Lines with the word "title" in them must be copied from the records below.

Data records for software interfaces
######

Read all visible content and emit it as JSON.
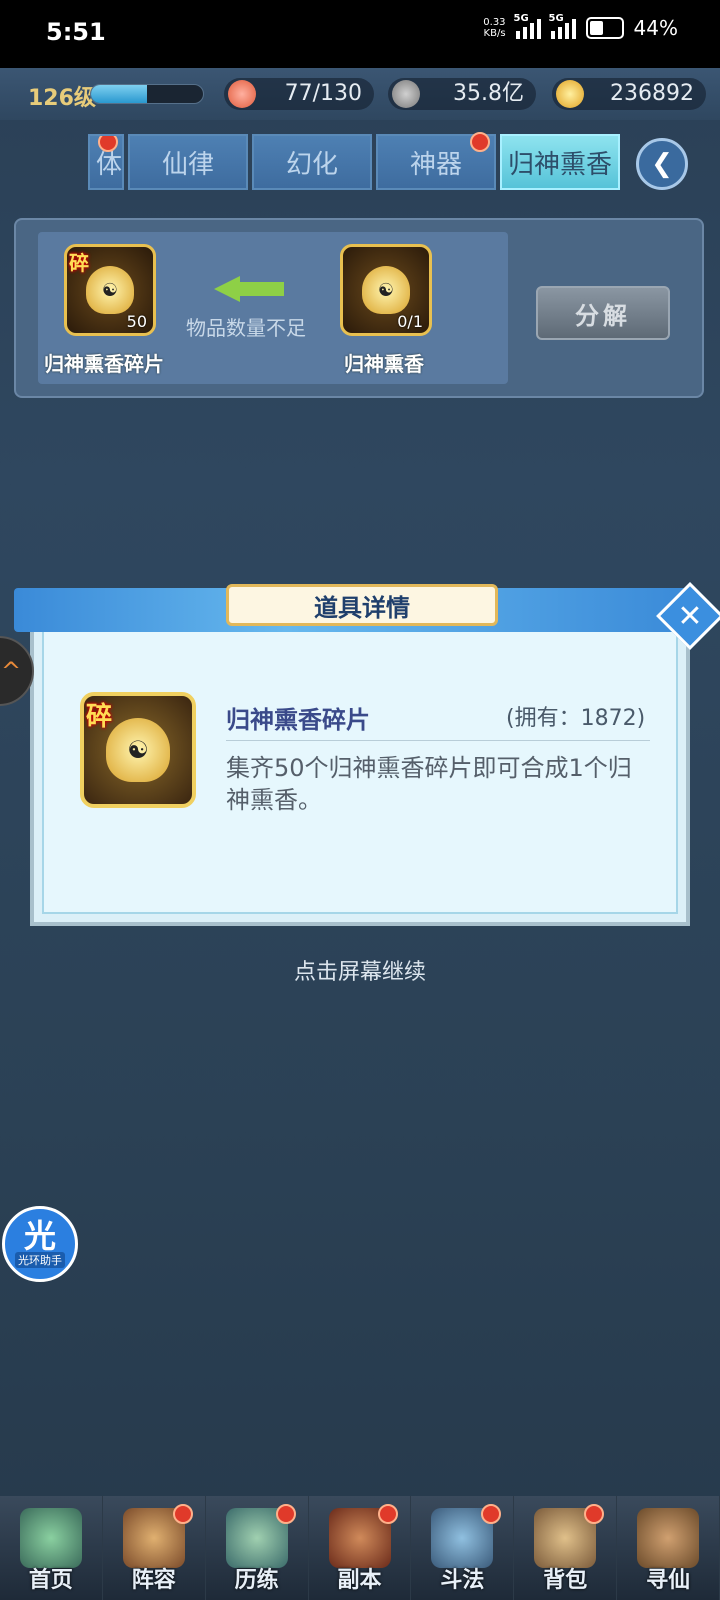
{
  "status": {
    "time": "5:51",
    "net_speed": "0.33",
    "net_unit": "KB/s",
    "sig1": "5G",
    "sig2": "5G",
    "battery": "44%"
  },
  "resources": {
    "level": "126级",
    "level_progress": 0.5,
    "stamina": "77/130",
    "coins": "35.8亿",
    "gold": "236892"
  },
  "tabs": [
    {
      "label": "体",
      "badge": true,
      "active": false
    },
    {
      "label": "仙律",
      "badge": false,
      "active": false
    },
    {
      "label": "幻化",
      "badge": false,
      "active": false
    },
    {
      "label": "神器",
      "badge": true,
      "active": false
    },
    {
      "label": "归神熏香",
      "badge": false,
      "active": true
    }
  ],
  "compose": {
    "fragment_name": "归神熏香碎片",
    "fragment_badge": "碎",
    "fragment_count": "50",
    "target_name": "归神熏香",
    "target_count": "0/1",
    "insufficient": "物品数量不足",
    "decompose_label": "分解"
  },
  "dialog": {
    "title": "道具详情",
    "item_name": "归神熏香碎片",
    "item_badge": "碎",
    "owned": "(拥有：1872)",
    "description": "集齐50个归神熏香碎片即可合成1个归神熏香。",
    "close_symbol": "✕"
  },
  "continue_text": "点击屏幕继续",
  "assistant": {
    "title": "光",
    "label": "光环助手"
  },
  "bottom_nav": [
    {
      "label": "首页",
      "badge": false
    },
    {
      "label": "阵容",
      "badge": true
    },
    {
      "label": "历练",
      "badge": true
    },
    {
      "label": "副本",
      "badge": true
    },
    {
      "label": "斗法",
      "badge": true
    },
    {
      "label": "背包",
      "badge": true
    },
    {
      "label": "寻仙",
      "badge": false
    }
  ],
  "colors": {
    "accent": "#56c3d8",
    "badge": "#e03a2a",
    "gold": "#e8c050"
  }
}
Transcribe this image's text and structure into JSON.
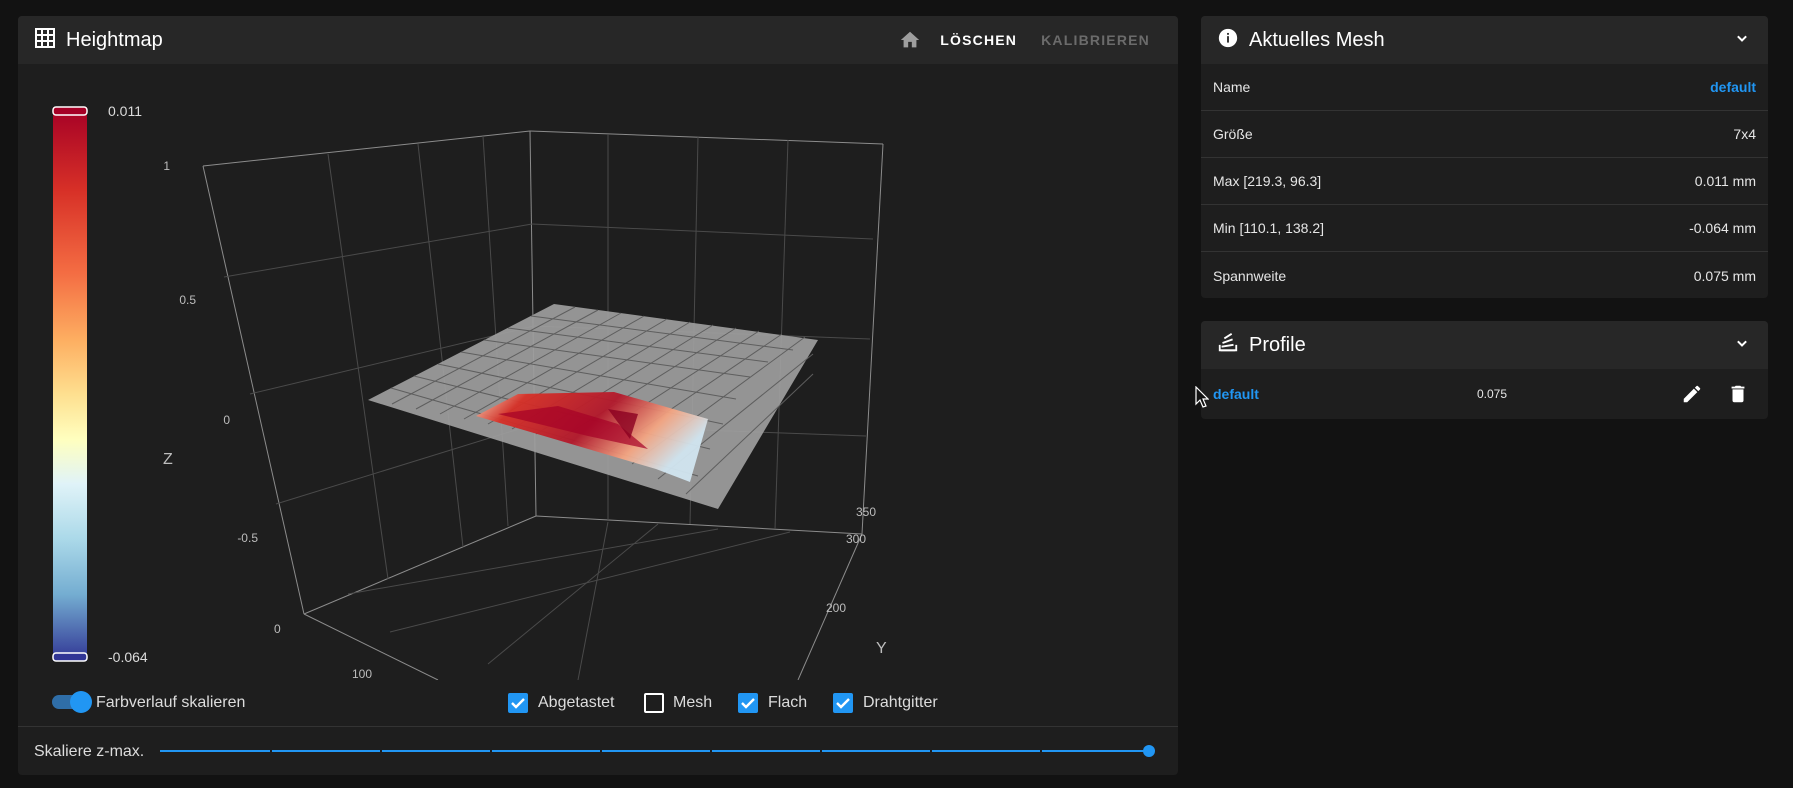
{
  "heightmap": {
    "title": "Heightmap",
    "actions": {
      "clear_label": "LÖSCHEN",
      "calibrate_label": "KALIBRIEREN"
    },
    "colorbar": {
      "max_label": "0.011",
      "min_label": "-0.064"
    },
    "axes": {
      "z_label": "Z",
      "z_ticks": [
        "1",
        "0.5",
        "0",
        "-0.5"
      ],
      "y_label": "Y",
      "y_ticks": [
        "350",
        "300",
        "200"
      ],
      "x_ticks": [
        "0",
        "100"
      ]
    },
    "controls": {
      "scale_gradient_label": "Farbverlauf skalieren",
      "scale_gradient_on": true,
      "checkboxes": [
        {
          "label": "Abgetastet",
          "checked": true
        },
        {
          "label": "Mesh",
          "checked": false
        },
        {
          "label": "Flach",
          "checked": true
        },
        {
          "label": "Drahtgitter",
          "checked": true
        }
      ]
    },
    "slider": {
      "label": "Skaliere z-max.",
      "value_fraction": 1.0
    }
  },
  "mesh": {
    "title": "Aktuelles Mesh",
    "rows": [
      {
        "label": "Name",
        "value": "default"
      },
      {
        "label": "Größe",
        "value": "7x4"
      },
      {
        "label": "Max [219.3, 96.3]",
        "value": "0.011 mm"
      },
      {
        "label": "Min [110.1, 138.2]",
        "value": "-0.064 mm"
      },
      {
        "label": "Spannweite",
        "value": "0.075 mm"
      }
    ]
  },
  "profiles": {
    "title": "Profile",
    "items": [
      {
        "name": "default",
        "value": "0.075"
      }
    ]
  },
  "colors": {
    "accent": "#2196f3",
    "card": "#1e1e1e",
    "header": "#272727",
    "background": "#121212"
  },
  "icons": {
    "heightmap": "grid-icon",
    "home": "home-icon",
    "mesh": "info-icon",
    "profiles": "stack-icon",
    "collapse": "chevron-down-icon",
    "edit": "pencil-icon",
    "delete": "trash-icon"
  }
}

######

§ Answer section:
    "title": "道具详情",
    "title": "光",
    "title": "Heightmap",
    "title": "Aktuelles Mesh",
    "title": "Profile",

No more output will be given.